WHAT TO DO:
Each line of the data that mentions the string "this" needs to be identified and copied.

(PROVIDED RECORDS Opens)

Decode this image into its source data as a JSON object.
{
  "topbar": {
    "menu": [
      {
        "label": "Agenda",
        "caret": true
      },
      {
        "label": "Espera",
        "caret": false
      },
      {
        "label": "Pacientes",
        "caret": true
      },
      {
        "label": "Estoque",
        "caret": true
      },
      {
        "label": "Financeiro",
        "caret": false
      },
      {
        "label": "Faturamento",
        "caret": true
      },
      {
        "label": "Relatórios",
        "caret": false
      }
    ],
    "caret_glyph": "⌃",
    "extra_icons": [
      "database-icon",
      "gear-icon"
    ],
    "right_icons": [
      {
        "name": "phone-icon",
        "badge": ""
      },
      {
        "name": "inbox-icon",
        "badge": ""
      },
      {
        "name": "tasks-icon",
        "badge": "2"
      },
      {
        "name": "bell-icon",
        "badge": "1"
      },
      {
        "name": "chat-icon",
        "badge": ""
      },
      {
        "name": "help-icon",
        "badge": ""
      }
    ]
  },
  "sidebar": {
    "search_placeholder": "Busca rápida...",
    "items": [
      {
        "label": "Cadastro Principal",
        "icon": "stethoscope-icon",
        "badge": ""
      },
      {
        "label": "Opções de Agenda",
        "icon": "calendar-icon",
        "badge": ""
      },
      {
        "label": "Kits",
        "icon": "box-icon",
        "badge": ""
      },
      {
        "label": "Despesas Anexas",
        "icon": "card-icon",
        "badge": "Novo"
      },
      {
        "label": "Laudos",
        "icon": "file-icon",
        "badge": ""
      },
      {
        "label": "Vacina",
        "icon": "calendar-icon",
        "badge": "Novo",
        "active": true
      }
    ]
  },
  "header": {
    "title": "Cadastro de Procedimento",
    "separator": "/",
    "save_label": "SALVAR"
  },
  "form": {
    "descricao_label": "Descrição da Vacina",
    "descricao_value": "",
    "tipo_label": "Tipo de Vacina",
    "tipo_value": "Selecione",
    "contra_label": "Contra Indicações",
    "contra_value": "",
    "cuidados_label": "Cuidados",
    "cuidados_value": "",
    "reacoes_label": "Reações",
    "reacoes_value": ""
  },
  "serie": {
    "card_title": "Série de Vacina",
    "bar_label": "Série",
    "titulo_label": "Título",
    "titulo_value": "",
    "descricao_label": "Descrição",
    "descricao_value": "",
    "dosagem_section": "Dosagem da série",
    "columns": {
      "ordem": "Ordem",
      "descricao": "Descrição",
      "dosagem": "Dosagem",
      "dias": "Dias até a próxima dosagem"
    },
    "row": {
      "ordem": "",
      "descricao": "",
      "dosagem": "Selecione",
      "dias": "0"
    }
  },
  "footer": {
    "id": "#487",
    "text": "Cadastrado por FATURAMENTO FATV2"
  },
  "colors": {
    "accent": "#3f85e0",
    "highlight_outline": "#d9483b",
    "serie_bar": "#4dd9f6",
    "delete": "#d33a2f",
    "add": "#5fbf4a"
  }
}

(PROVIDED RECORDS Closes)
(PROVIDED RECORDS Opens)

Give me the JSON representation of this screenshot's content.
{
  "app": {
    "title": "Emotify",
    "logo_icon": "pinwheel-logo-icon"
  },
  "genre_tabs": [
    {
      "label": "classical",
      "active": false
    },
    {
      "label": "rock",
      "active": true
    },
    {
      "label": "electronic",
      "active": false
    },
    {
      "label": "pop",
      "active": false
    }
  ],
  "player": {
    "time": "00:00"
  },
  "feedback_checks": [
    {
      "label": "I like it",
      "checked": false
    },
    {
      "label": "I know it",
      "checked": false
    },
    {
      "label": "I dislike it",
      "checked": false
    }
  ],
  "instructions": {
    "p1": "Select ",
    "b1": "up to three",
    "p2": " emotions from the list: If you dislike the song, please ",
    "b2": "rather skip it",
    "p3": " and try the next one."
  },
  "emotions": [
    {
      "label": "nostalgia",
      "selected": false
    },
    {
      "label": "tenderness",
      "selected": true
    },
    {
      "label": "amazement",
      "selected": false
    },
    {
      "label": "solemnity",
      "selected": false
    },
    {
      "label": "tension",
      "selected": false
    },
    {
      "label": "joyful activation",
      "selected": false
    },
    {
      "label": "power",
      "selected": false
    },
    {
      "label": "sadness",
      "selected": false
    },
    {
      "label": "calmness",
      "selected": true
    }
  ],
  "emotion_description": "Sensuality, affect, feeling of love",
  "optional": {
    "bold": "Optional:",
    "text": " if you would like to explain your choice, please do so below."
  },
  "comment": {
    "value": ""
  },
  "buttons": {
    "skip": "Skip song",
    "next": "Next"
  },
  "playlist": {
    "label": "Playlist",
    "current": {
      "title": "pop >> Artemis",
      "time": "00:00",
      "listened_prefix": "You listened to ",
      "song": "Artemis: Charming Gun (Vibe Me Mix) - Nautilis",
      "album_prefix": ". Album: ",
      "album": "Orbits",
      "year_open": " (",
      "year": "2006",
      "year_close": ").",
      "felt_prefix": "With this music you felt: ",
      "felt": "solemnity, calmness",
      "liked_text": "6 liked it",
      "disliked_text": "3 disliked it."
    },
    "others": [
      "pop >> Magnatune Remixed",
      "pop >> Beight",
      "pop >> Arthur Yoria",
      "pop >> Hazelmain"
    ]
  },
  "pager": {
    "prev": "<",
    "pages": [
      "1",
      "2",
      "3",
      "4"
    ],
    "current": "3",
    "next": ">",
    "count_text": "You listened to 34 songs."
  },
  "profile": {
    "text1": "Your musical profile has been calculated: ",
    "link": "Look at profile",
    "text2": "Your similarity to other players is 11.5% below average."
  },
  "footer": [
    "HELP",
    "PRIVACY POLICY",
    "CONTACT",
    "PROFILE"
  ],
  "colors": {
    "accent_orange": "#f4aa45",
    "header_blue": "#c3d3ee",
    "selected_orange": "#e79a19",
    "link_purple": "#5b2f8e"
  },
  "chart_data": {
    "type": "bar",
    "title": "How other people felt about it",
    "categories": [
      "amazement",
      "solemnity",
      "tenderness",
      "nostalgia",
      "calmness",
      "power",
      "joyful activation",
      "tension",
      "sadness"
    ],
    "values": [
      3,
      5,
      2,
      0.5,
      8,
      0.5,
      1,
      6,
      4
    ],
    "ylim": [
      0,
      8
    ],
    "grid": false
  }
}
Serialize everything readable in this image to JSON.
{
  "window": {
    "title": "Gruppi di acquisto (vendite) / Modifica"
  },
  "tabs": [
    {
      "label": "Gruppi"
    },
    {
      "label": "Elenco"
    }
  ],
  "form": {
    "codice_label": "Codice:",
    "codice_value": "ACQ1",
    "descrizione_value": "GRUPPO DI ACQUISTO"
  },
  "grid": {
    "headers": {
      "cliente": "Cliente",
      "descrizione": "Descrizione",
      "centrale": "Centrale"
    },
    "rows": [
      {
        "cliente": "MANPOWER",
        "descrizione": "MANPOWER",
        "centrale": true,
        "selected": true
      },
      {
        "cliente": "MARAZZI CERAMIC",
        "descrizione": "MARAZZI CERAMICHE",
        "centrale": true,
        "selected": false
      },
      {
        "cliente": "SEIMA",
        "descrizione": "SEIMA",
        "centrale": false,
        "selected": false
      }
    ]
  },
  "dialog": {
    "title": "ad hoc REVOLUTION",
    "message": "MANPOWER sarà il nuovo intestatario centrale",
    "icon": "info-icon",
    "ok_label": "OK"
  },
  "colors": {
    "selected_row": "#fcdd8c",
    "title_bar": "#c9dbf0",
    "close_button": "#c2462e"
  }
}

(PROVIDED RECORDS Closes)
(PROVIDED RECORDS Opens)

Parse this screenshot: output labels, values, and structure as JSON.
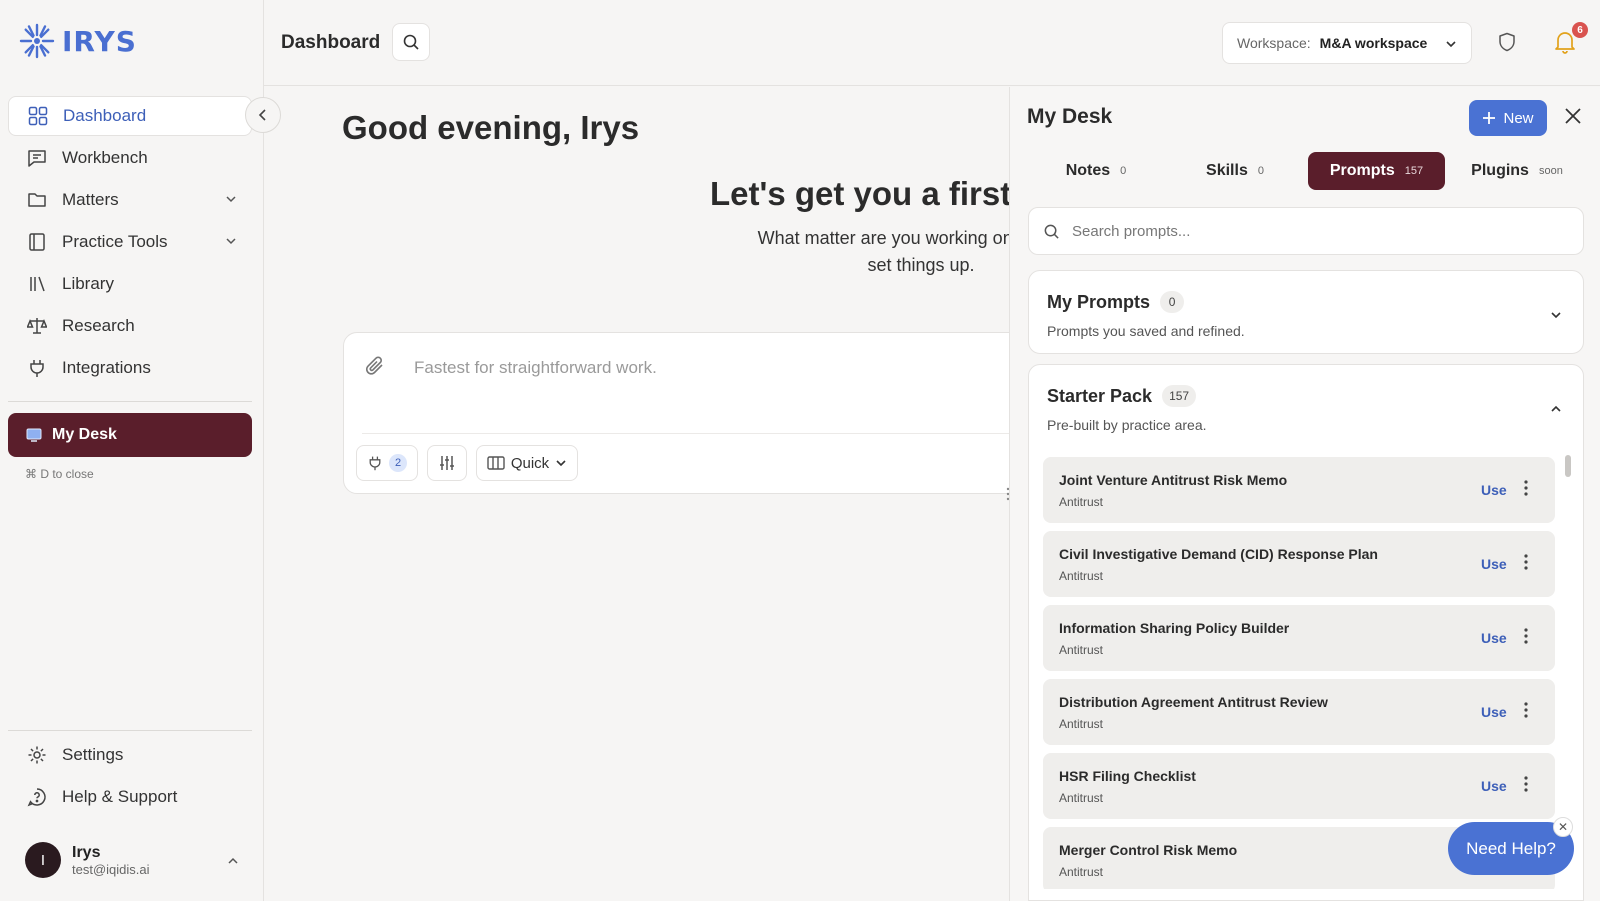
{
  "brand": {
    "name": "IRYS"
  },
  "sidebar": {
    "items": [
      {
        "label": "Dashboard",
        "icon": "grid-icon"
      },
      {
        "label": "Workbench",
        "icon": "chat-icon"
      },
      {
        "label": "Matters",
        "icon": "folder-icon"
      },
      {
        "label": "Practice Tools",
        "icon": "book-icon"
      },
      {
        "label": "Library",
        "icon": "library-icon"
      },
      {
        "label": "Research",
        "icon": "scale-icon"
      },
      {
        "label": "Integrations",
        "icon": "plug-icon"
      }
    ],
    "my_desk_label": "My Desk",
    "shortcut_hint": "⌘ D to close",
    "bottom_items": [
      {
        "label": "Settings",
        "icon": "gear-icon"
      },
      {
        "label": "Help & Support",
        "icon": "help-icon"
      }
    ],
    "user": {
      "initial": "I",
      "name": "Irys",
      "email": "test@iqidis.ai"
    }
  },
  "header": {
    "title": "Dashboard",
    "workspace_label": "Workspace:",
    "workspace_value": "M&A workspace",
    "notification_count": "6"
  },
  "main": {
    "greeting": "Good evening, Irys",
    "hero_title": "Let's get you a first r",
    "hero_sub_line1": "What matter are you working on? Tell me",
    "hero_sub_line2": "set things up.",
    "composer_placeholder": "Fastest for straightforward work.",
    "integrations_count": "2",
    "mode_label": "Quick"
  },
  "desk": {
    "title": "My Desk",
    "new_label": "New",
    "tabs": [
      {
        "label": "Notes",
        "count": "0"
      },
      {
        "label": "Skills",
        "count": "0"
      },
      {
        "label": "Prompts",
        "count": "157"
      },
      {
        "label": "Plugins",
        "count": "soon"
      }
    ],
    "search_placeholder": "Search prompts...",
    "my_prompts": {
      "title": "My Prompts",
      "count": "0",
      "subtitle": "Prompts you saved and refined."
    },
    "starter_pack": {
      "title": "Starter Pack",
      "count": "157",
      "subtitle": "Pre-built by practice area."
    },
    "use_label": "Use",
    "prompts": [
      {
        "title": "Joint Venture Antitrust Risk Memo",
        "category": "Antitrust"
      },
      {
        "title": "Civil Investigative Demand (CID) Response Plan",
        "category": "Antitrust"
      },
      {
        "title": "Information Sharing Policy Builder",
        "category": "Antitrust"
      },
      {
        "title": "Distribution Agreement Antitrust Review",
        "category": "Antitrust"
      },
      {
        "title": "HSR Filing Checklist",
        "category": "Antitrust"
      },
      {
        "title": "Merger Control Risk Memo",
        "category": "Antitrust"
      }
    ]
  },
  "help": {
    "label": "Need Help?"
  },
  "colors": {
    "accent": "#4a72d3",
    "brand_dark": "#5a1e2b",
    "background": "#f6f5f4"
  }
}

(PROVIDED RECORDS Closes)

SOLUTION:
Decode this image into its source data as a JSON object.
Give me the JSON representation of this screenshot's content.
      "felt_prefix": "With this music you felt: ",
Serialize everything readable in this image to JSON.
Parse this screenshot: output labels, values, and structure as JSON.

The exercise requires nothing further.